Data excerpts:
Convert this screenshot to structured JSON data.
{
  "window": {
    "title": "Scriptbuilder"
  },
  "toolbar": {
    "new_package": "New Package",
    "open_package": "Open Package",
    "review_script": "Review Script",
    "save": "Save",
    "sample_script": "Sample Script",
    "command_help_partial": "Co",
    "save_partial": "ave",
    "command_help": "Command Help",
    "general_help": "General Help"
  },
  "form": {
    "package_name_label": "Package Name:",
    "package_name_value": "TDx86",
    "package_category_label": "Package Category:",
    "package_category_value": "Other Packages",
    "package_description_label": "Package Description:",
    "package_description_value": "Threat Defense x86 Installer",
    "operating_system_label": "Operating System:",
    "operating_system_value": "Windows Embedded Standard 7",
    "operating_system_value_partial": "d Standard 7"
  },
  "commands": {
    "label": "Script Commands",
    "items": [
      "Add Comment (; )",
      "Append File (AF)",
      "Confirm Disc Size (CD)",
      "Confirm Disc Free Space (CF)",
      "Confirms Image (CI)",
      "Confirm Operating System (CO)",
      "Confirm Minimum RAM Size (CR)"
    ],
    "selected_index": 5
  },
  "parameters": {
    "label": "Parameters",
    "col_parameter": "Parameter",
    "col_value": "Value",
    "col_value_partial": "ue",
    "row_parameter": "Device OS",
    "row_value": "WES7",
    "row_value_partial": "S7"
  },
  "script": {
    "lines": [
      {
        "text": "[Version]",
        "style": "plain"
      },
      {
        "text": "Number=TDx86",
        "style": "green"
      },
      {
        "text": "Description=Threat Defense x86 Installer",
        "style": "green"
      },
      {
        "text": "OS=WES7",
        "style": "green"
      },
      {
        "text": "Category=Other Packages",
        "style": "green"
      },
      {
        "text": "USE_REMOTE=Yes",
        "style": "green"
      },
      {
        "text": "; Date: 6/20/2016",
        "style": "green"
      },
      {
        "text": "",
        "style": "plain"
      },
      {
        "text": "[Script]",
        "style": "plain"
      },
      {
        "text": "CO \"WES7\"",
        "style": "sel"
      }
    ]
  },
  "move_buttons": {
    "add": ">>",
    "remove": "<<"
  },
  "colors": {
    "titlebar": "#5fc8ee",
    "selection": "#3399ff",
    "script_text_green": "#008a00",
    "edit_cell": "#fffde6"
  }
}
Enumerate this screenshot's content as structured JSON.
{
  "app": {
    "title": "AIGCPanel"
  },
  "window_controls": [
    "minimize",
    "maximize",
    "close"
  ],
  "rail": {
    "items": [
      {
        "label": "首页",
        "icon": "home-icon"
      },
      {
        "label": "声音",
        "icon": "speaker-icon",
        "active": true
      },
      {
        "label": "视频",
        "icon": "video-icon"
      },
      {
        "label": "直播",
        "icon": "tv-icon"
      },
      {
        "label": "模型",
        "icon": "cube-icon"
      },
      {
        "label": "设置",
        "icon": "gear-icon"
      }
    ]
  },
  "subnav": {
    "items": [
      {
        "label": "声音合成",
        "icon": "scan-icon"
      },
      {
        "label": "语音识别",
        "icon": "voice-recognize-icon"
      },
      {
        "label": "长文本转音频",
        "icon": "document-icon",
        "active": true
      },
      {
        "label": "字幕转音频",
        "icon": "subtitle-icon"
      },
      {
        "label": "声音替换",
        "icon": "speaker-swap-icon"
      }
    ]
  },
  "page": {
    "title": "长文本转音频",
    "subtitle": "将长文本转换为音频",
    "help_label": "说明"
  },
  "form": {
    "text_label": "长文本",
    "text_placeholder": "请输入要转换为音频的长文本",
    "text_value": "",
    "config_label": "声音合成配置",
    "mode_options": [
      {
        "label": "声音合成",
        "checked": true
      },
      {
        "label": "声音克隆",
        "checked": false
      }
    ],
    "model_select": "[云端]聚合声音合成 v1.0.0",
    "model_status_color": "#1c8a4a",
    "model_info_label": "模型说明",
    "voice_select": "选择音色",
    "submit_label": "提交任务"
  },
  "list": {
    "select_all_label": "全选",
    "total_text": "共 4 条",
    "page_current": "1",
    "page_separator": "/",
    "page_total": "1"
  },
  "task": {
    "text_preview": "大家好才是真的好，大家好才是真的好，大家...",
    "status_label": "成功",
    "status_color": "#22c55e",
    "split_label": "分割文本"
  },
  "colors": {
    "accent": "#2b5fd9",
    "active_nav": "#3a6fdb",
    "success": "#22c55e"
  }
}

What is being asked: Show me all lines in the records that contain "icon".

Solution to this problem:
        "icon": "home-icon"
        "icon": "speaker-icon",
        "icon": "video-icon"
        "icon": "tv-icon"
        "icon": "cube-icon"
        "icon": "gear-icon"
        "icon": "scan-icon"
        "icon": "voice-recognize-icon"
        "icon": "document-icon",
        "icon": "subtitle-icon"
        "icon": "speaker-swap-icon"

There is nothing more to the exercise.